• WORK TO COMPLETE
Among the lines below, list those containing the string "value".

[Saved entries]
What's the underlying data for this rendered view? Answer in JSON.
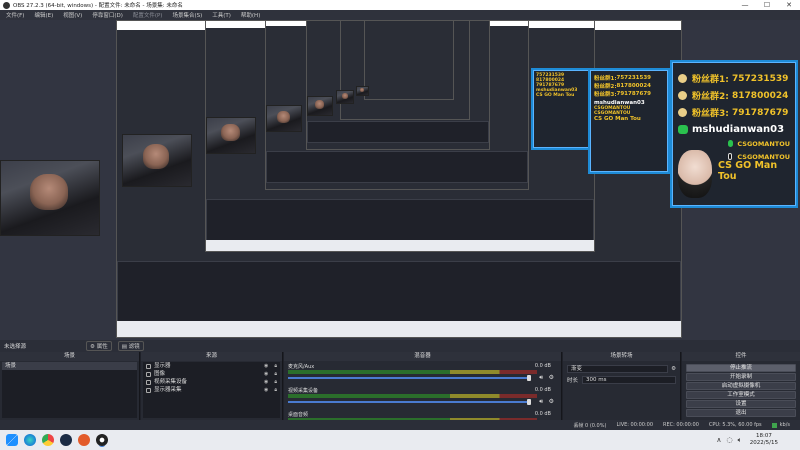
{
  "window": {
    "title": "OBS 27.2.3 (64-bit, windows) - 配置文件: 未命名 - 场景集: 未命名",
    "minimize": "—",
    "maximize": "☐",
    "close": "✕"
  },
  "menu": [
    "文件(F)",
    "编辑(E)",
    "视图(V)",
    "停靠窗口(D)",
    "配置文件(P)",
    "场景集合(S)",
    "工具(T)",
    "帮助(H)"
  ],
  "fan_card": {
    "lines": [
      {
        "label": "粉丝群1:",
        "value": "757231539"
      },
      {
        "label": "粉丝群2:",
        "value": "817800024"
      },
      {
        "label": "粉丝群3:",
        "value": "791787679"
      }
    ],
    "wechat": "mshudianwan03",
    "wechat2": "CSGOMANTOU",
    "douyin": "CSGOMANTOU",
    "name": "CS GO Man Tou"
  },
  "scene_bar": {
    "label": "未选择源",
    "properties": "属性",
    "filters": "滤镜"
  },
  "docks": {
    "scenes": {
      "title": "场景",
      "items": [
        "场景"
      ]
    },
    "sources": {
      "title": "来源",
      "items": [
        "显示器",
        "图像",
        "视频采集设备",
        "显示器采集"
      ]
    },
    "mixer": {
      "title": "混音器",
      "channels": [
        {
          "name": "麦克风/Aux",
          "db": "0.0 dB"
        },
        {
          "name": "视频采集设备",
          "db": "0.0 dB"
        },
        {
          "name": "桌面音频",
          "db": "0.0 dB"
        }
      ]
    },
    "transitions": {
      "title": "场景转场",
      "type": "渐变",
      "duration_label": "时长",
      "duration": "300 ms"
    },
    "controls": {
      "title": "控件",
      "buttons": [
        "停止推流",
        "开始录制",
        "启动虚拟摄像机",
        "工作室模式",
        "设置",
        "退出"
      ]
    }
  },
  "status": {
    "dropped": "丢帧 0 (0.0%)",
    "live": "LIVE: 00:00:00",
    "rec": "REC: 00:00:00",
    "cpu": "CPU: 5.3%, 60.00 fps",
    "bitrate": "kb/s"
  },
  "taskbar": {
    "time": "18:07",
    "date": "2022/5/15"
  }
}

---

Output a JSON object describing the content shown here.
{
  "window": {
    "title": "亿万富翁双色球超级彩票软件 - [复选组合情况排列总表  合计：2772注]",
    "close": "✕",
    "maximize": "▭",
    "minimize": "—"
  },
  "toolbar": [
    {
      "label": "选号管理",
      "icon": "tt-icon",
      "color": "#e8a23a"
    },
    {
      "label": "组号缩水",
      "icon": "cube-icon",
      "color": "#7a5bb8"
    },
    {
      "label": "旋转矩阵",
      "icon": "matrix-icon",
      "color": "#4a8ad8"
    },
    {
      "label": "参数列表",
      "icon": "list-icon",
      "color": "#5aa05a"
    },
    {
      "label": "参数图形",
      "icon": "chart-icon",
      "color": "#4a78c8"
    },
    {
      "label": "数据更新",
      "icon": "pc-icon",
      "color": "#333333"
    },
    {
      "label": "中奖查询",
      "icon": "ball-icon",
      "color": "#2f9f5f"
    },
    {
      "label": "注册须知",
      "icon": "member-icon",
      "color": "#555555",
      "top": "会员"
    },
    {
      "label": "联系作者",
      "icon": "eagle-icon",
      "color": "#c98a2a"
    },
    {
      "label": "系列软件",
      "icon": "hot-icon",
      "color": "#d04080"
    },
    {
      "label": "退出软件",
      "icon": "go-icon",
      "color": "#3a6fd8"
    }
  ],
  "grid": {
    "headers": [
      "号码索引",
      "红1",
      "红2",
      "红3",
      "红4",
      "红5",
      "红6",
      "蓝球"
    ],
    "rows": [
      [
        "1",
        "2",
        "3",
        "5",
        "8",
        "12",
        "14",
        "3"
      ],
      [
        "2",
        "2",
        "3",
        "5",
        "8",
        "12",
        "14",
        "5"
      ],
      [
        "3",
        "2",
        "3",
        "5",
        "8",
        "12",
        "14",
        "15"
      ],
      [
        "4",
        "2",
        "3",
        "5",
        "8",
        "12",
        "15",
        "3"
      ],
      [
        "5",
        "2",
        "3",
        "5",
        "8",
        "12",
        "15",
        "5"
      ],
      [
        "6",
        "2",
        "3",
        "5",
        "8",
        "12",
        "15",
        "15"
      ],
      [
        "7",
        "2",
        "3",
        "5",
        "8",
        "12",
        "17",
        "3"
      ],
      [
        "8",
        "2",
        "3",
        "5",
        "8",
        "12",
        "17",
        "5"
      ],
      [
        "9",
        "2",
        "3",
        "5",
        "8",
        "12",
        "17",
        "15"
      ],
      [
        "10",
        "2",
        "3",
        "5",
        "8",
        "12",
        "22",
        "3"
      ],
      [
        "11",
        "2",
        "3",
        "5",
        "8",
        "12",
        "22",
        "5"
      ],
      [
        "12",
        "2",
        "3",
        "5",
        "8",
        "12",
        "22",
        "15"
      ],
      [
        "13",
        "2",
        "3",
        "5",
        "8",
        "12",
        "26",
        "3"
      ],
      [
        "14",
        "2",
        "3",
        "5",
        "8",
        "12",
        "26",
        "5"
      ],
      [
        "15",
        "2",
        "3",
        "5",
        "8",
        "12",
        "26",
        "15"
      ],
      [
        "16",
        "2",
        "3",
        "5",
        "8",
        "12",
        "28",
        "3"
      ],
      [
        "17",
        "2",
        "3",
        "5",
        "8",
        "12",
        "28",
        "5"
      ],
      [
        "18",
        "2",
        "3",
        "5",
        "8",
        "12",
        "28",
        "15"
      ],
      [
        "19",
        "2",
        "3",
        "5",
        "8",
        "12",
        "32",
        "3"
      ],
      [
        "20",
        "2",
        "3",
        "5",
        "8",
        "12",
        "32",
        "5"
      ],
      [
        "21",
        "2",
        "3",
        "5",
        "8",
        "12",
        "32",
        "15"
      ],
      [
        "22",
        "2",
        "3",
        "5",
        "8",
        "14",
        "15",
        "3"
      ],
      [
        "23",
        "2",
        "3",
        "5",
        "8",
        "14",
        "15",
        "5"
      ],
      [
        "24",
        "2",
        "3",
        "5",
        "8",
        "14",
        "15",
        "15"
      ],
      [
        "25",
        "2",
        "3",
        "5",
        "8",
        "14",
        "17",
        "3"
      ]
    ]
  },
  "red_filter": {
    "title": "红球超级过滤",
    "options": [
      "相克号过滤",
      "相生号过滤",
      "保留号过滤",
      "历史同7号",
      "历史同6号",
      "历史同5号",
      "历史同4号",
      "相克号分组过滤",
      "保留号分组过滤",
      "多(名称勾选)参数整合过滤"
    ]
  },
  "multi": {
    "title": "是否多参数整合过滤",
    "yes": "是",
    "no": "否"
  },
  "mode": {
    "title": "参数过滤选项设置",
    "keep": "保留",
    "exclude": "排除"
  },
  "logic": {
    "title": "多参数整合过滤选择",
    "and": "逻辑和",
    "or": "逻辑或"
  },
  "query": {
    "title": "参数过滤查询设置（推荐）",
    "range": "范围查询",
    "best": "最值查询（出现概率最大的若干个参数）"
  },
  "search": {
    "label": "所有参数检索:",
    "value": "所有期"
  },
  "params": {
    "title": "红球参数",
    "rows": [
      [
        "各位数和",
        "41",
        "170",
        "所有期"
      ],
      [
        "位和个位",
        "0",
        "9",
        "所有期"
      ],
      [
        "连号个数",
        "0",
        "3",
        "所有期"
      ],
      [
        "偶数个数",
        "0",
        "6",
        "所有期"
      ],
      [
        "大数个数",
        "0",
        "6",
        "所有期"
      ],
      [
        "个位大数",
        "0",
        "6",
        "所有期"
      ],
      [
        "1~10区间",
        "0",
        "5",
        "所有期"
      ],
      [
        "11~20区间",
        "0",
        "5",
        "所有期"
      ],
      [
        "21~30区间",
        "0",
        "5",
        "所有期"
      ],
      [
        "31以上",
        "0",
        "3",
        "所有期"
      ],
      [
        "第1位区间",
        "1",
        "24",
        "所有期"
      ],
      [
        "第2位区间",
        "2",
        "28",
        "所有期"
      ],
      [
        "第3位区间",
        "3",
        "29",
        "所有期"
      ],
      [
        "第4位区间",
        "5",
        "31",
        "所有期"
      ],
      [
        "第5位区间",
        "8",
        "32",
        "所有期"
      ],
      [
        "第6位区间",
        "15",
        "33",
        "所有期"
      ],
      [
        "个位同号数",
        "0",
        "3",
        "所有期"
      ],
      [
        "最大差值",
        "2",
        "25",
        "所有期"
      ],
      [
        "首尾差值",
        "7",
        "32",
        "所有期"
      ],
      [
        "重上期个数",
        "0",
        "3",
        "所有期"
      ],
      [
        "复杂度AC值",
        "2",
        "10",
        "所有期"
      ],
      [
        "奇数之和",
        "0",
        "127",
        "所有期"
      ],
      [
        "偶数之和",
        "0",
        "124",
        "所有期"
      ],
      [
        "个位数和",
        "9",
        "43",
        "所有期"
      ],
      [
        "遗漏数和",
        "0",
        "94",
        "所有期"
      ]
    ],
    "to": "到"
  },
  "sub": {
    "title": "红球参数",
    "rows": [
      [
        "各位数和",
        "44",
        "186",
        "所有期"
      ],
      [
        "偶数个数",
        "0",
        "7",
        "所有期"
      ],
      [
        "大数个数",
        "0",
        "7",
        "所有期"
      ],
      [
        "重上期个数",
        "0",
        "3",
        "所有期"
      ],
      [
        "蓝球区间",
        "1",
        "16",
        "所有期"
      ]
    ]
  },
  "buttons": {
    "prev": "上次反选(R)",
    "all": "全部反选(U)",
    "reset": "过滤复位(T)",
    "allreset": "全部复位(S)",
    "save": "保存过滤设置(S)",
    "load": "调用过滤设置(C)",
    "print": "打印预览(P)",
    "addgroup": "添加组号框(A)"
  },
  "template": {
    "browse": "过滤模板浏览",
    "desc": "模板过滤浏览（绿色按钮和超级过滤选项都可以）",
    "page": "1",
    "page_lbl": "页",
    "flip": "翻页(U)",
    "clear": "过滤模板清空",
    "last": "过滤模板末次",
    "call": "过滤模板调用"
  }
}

• TASK RESULT
        "value": "757231539"
        "value": "817800024"
        "value": "791787679"
    "value": "所有期"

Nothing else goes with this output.